    Your point about the “random relationship between brains and money” is also valid, but highlights another weakness of charging for congestion – many motorists do not properly consider the full costs of driving when deciding where and when to use their cars – they probably only think of the cost of fuel. Plus of course, for those with plenty of money the C-Charge is probably a ‘drop in the ocean’ – which naturally renders useless any deterrent effect that it might have.

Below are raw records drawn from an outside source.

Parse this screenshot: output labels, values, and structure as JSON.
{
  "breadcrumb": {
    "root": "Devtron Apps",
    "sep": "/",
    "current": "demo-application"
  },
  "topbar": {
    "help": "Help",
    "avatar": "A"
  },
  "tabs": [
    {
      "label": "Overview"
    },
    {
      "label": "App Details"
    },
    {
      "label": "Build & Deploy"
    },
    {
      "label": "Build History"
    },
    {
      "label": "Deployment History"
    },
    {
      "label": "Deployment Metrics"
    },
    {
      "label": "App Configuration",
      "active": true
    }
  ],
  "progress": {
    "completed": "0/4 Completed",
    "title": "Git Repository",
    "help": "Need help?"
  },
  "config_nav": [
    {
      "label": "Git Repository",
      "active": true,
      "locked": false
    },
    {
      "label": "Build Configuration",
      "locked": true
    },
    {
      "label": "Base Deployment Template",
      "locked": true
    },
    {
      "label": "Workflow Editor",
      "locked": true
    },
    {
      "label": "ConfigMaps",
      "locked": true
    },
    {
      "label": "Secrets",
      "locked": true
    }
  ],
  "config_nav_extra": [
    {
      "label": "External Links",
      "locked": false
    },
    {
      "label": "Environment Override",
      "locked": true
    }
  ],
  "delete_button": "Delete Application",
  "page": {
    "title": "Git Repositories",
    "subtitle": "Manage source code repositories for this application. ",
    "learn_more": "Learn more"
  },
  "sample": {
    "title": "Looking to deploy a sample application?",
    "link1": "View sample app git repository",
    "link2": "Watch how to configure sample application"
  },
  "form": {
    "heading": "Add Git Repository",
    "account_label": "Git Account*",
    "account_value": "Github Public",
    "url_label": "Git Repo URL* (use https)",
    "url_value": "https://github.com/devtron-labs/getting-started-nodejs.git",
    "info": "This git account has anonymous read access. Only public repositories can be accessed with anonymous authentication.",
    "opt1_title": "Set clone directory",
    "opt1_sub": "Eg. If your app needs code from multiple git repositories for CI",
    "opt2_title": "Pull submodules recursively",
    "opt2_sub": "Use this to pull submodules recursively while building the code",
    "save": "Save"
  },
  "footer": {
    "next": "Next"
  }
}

    But it does really all depend on whether the C-Charge was intended to reduce traffic, or to raise revenue for politicians to spend on the projects that they favoured. By the latter measure, it is no doubt an outstanding success. Except that the public can see through this sort of thing, and the motoring element think (rightly or wrongly) that they already pay enough in taxes, and that the C-Charge is one (inequitable) tax too many. That truth may be unpalatable, but it has to be faced.

    I am not an advocate for the motoring lobby, and it is obvious that traffic congestion needs to be tackled and reduced, but congestion is a physical problem that needs a physical solution. Congestion is caused by too many vehicles seeking to use too little road space – so the answer has to be physical restrictions to the access to the congested roadspace; or it is caused by obstructions such as badly parked vehicles, which should be removed and the drivers should be made to pay hefty, deterrent type fines to recover their vehicles, possibly even points on their licences. There are plenty of other methods which could be implemented.

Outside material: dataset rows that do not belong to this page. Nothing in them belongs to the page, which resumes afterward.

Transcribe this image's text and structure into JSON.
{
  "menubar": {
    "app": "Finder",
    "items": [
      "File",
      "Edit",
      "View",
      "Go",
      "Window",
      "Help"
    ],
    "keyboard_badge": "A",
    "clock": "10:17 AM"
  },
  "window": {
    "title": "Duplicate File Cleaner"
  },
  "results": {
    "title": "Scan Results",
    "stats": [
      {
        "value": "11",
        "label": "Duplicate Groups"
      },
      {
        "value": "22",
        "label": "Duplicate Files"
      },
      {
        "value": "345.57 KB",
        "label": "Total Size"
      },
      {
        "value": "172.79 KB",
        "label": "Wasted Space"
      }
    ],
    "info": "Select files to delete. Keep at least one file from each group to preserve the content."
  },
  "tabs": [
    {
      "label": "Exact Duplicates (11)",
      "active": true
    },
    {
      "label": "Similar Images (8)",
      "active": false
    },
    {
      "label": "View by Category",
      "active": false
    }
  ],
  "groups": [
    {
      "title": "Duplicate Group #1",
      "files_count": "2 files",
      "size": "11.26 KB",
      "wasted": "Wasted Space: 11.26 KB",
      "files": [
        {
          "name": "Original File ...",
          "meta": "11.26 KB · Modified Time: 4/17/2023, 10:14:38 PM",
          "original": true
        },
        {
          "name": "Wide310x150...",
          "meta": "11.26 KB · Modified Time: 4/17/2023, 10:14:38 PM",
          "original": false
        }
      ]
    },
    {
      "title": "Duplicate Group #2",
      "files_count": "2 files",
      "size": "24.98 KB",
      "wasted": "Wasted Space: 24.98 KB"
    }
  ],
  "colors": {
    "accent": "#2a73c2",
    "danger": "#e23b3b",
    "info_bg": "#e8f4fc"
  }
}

    Politics has to be the art of the practical, and even if Ken Livingstone’s objective was ‘a long term strategy of trying to move people out of cars and onto public transport, or cycling and walking’, the C-Charge is clearly not the way to go about it. Particularly now, with the prospect of poorer economic conditions, unpopular taxes will become even more unpopular and unpalatable. In that respect, Boris Johnson clearly has his ‘ear closer to the ground’ than Livingstone – but it is certainly regrettable that he has no other policy in place to tackle the congestion.

  • Exile

    “Clearly” the C charge did have an effect and a positive one – but it diminished over the years as drivers adjusted to the extra cost. Which suggests it should perhaps be increased not abolished! “There are plenty of other methods” – OK – but none of them will be popular with motorists either. A substantial proportion of motorists consider they have a right to drive where they like, when they like, as fast as they like and park within a couple of metres of their destination. And the larger the car the better – hence the “Chelsea Tractor”.

    And Boris didn’t win because of the C charge but because the government is so unpopular a strategically shaved monkey might well have beaten Livingstone. Nevertheless as the winner he has a right to implement his policy – let’s see what happens will we?

    As it happens the recession itself might well make congestion self-limiting for the next couple of years. And we might be able to get a seat on the train as well. Not much of a sliver lining though.

  • MickeyMouser

    Boris shows his true colours. This is nothing more than a straightforward transfer of millions from public transport users to private motorists, sitting comfortably in their air conditioned vehicles whilst clogging up the arteries of the city. Myopic and backward thinking, driven by ideology above sense and the needs of the users and the city. The same deluded thinking, by a privileged and out of touch elite, that brought us rail privatisation.